Goal of the exercise
No pictures should appear in the copy; otherwise retype the entries exactly.

═════ Supplied material ═════

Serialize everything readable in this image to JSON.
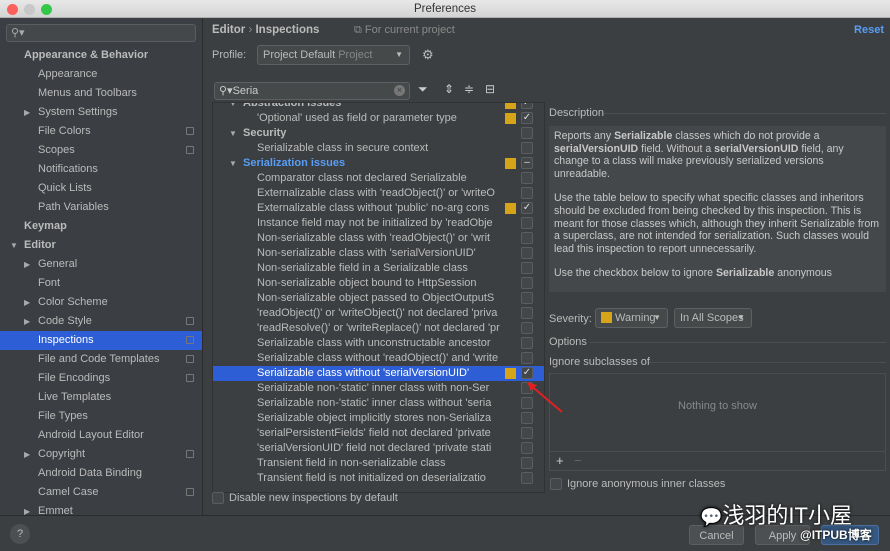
{
  "window": {
    "title": "Preferences"
  },
  "sidebar": {
    "search_placeholder": "",
    "items": [
      {
        "label": "Appearance & Behavior",
        "level": 0,
        "bold": true
      },
      {
        "label": "Appearance",
        "level": 1
      },
      {
        "label": "Menus and Toolbars",
        "level": 1
      },
      {
        "label": "System Settings",
        "level": 1,
        "expander": "closed"
      },
      {
        "label": "File Colors",
        "level": 1,
        "copy": true
      },
      {
        "label": "Scopes",
        "level": 1,
        "copy": true
      },
      {
        "label": "Notifications",
        "level": 1
      },
      {
        "label": "Quick Lists",
        "level": 1
      },
      {
        "label": "Path Variables",
        "level": 1
      },
      {
        "label": "Keymap",
        "level": 0,
        "bold": true
      },
      {
        "label": "Editor",
        "level": 0,
        "bold": true,
        "expander": "open"
      },
      {
        "label": "General",
        "level": 1,
        "expander": "closed"
      },
      {
        "label": "Font",
        "level": 1
      },
      {
        "label": "Color Scheme",
        "level": 1,
        "expander": "closed"
      },
      {
        "label": "Code Style",
        "level": 1,
        "expander": "closed",
        "copy": true
      },
      {
        "label": "Inspections",
        "level": 1,
        "copy": true,
        "selected": true
      },
      {
        "label": "File and Code Templates",
        "level": 1,
        "copy": true
      },
      {
        "label": "File Encodings",
        "level": 1,
        "copy": true
      },
      {
        "label": "Live Templates",
        "level": 1
      },
      {
        "label": "File Types",
        "level": 1
      },
      {
        "label": "Android Layout Editor",
        "level": 1
      },
      {
        "label": "Copyright",
        "level": 1,
        "expander": "closed",
        "copy": true
      },
      {
        "label": "Android Data Binding",
        "level": 1
      },
      {
        "label": "Camel Case",
        "level": 1,
        "copy": true
      },
      {
        "label": "Emmet",
        "level": 1,
        "expander": "closed"
      }
    ]
  },
  "header": {
    "crumb_parent": "Editor",
    "crumb_sep": "›",
    "crumb_current": "Inspections",
    "scope_hint": "For current project",
    "reset": "Reset"
  },
  "profile": {
    "label": "Profile:",
    "value": "Project Default",
    "scope": "Project"
  },
  "filter": {
    "search_value": "Seria"
  },
  "inspections": [
    {
      "label": "Abstraction issues",
      "group": true,
      "sev": true,
      "check": "✓"
    },
    {
      "label": "'Optional' used as field or parameter type",
      "sev": true,
      "check": "✓"
    },
    {
      "label": "Security",
      "group": true,
      "check": ""
    },
    {
      "label": "Serializable class in secure context",
      "check": ""
    },
    {
      "label": "Serialization issues",
      "group": true,
      "highlight": true,
      "sev": true,
      "check": "–"
    },
    {
      "label": "Comparator class not declared Serializable",
      "check": ""
    },
    {
      "label": "Externalizable class with 'readObject()' or 'writeO",
      "check": ""
    },
    {
      "label": "Externalizable class without 'public' no-arg cons",
      "sev": true,
      "check": "✓"
    },
    {
      "label": "Instance field may not be initialized by 'readObje",
      "check": ""
    },
    {
      "label": "Non-serializable class with 'readObject()' or 'writ",
      "check": ""
    },
    {
      "label": "Non-serializable class with 'serialVersionUID'",
      "check": ""
    },
    {
      "label": "Non-serializable field in a Serializable class",
      "check": ""
    },
    {
      "label": "Non-serializable object bound to HttpSession",
      "check": ""
    },
    {
      "label": "Non-serializable object passed to ObjectOutputS",
      "check": ""
    },
    {
      "label": "'readObject()' or 'writeObject()' not declared 'priva",
      "check": ""
    },
    {
      "label": "'readResolve()' or 'writeReplace()' not declared 'pr",
      "check": ""
    },
    {
      "label": "Serializable class with unconstructable ancestor",
      "check": ""
    },
    {
      "label": "Serializable class without 'readObject()' and 'write",
      "check": ""
    },
    {
      "label": "Serializable class without 'serialVersionUID'",
      "sev": true,
      "check": "✓",
      "selected": true
    },
    {
      "label": "Serializable non-'static' inner class with non-Ser",
      "check": ""
    },
    {
      "label": "Serializable non-'static' inner class without 'seria",
      "check": ""
    },
    {
      "label": "Serializable object implicitly stores non-Serializa",
      "check": ""
    },
    {
      "label": "'serialPersistentFields' field not declared 'private",
      "check": ""
    },
    {
      "label": "'serialVersionUID' field not declared 'private stati",
      "check": ""
    },
    {
      "label": "Transient field in non-serializable class",
      "check": ""
    },
    {
      "label": "Transient field is not initialized on deserializatio",
      "check": ""
    }
  ],
  "disable_new": "Disable new inspections by default",
  "description": {
    "title": "Description",
    "paragraphs": [
      [
        {
          "t": "Reports any "
        },
        {
          "t": "Serializable",
          "b": true
        },
        {
          "t": " classes which do not provide a "
        },
        {
          "t": "serialVersionUID",
          "b": true
        },
        {
          "t": " field. Without a "
        },
        {
          "t": "serialVersionUID",
          "b": true
        },
        {
          "t": " field, any change to a class will make previously serialized versions unreadable."
        }
      ],
      [
        {
          "t": "Use the table below to specify what specific classes and inheritors should be excluded from being checked by this inspection. This is meant for those classes which, although they inherit Serializable from a superclass, are not intended for serialization. Such classes would lead this inspection to report unnecessarily."
        }
      ],
      [
        {
          "t": "Use the checkbox below to ignore "
        },
        {
          "t": "Serializable",
          "b": true
        },
        {
          "t": " anonymous"
        }
      ]
    ]
  },
  "severity": {
    "label": "Severity:",
    "value": "Warning",
    "scope": "In All Scopes",
    "color": "#d6a419"
  },
  "options": {
    "title": "Options",
    "ignore_subclasses": "Ignore subclasses of",
    "empty": "Nothing to show",
    "add": "+",
    "remove": "−",
    "ignore_anonymous": "Ignore anonymous inner classes"
  },
  "buttons": {
    "help": "?",
    "cancel": "Cancel",
    "apply": "Apply"
  },
  "watermark": {
    "line1": "浅羽的IT小屋",
    "line2": "@ITPUB博客"
  }
}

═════

Answer to this exercise
Serialize everything readable in this image to JSON.
{
  "window": {
    "title": "Preferences"
  },
  "sidebar": {
    "search_placeholder": "",
    "items": [
      {
        "label": "Appearance & Behavior",
        "level": 0,
        "bold": true
      },
      {
        "label": "Appearance",
        "level": 1
      },
      {
        "label": "Menus and Toolbars",
        "level": 1
      },
      {
        "label": "System Settings",
        "level": 1,
        "expander": "closed"
      },
      {
        "label": "File Colors",
        "level": 1,
        "copy": true
      },
      {
        "label": "Scopes",
        "level": 1,
        "copy": true
      },
      {
        "label": "Notifications",
        "level": 1
      },
      {
        "label": "Quick Lists",
        "level": 1
      },
      {
        "label": "Path Variables",
        "level": 1
      },
      {
        "label": "Keymap",
        "level": 0,
        "bold": true
      },
      {
        "label": "Editor",
        "level": 0,
        "bold": true,
        "expander": "open"
      },
      {
        "label": "General",
        "level": 1,
        "expander": "closed"
      },
      {
        "label": "Font",
        "level": 1
      },
      {
        "label": "Color Scheme",
        "level": 1,
        "expander": "closed"
      },
      {
        "label": "Code Style",
        "level": 1,
        "expander": "closed",
        "copy": true
      },
      {
        "label": "Inspections",
        "level": 1,
        "copy": true,
        "selected": true
      },
      {
        "label": "File and Code Templates",
        "level": 1,
        "copy": true
      },
      {
        "label": "File Encodings",
        "level": 1,
        "copy": true
      },
      {
        "label": "Live Templates",
        "level": 1
      },
      {
        "label": "File Types",
        "level": 1
      },
      {
        "label": "Android Layout Editor",
        "level": 1
      },
      {
        "label": "Copyright",
        "level": 1,
        "expander": "closed",
        "copy": true
      },
      {
        "label": "Android Data Binding",
        "level": 1
      },
      {
        "label": "Camel Case",
        "level": 1,
        "copy": true
      },
      {
        "label": "Emmet",
        "level": 1,
        "expander": "closed"
      }
    ]
  },
  "header": {
    "crumb_parent": "Editor",
    "crumb_sep": "›",
    "crumb_current": "Inspections",
    "scope_hint": "For current project",
    "reset": "Reset"
  },
  "profile": {
    "label": "Profile:",
    "value": "Project Default",
    "scope": "Project"
  },
  "filter": {
    "search_value": "Seria"
  },
  "inspections": [
    {
      "label": "Abstraction issues",
      "group": true,
      "sev": true,
      "check": "✓"
    },
    {
      "label": "'Optional' used as field or parameter type",
      "sev": true,
      "check": "✓"
    },
    {
      "label": "Security",
      "group": true,
      "check": ""
    },
    {
      "label": "Serializable class in secure context",
      "check": ""
    },
    {
      "label": "Serialization issues",
      "group": true,
      "highlight": true,
      "sev": true,
      "check": "–"
    },
    {
      "label": "Comparator class not declared Serializable",
      "check": ""
    },
    {
      "label": "Externalizable class with 'readObject()' or 'writeO",
      "check": ""
    },
    {
      "label": "Externalizable class without 'public' no-arg cons",
      "sev": true,
      "check": "✓"
    },
    {
      "label": "Instance field may not be initialized by 'readObje",
      "check": ""
    },
    {
      "label": "Non-serializable class with 'readObject()' or 'writ",
      "check": ""
    },
    {
      "label": "Non-serializable class with 'serialVersionUID'",
      "check": ""
    },
    {
      "label": "Non-serializable field in a Serializable class",
      "check": ""
    },
    {
      "label": "Non-serializable object bound to HttpSession",
      "check": ""
    },
    {
      "label": "Non-serializable object passed to ObjectOutputS",
      "check": ""
    },
    {
      "label": "'readObject()' or 'writeObject()' not declared 'priva",
      "check": ""
    },
    {
      "label": "'readResolve()' or 'writeReplace()' not declared 'pr",
      "check": ""
    },
    {
      "label": "Serializable class with unconstructable ancestor",
      "check": ""
    },
    {
      "label": "Serializable class without 'readObject()' and 'write",
      "check": ""
    },
    {
      "label": "Serializable class without 'serialVersionUID'",
      "sev": true,
      "check": "✓",
      "selected": true
    },
    {
      "label": "Serializable non-'static' inner class with non-Ser",
      "check": ""
    },
    {
      "label": "Serializable non-'static' inner class without 'seria",
      "check": ""
    },
    {
      "label": "Serializable object implicitly stores non-Serializa",
      "check": ""
    },
    {
      "label": "'serialPersistentFields' field not declared 'private",
      "check": ""
    },
    {
      "label": "'serialVersionUID' field not declared 'private stati",
      "check": ""
    },
    {
      "label": "Transient field in non-serializable class",
      "check": ""
    },
    {
      "label": "Transient field is not initialized on deserializatio",
      "check": ""
    }
  ],
  "disable_new": "Disable new inspections by default",
  "description": {
    "title": "Description",
    "paragraphs": [
      [
        {
          "t": "Reports any "
        },
        {
          "t": "Serializable",
          "b": true
        },
        {
          "t": " classes which do not provide a "
        },
        {
          "t": "serialVersionUID",
          "b": true
        },
        {
          "t": " field. Without a "
        },
        {
          "t": "serialVersionUID",
          "b": true
        },
        {
          "t": " field, any change to a class will make previously serialized versions unreadable."
        }
      ],
      [
        {
          "t": "Use the table below to specify what specific classes and inheritors should be excluded from being checked by this inspection. This is meant for those classes which, although they inherit Serializable from a superclass, are not intended for serialization. Such classes would lead this inspection to report unnecessarily."
        }
      ],
      [
        {
          "t": "Use the checkbox below to ignore "
        },
        {
          "t": "Serializable",
          "b": true
        },
        {
          "t": " anonymous"
        }
      ]
    ]
  },
  "severity": {
    "label": "Severity:",
    "value": "Warning",
    "scope": "In All Scopes",
    "color": "#d6a419"
  },
  "options": {
    "title": "Options",
    "ignore_subclasses": "Ignore subclasses of",
    "empty": "Nothing to show",
    "add": "+",
    "remove": "−",
    "ignore_anonymous": "Ignore anonymous inner classes"
  },
  "buttons": {
    "help": "?",
    "cancel": "Cancel",
    "apply": "Apply"
  },
  "watermark": {
    "line1": "浅羽的IT小屋",
    "line2": "@ITPUB博客"
  }
}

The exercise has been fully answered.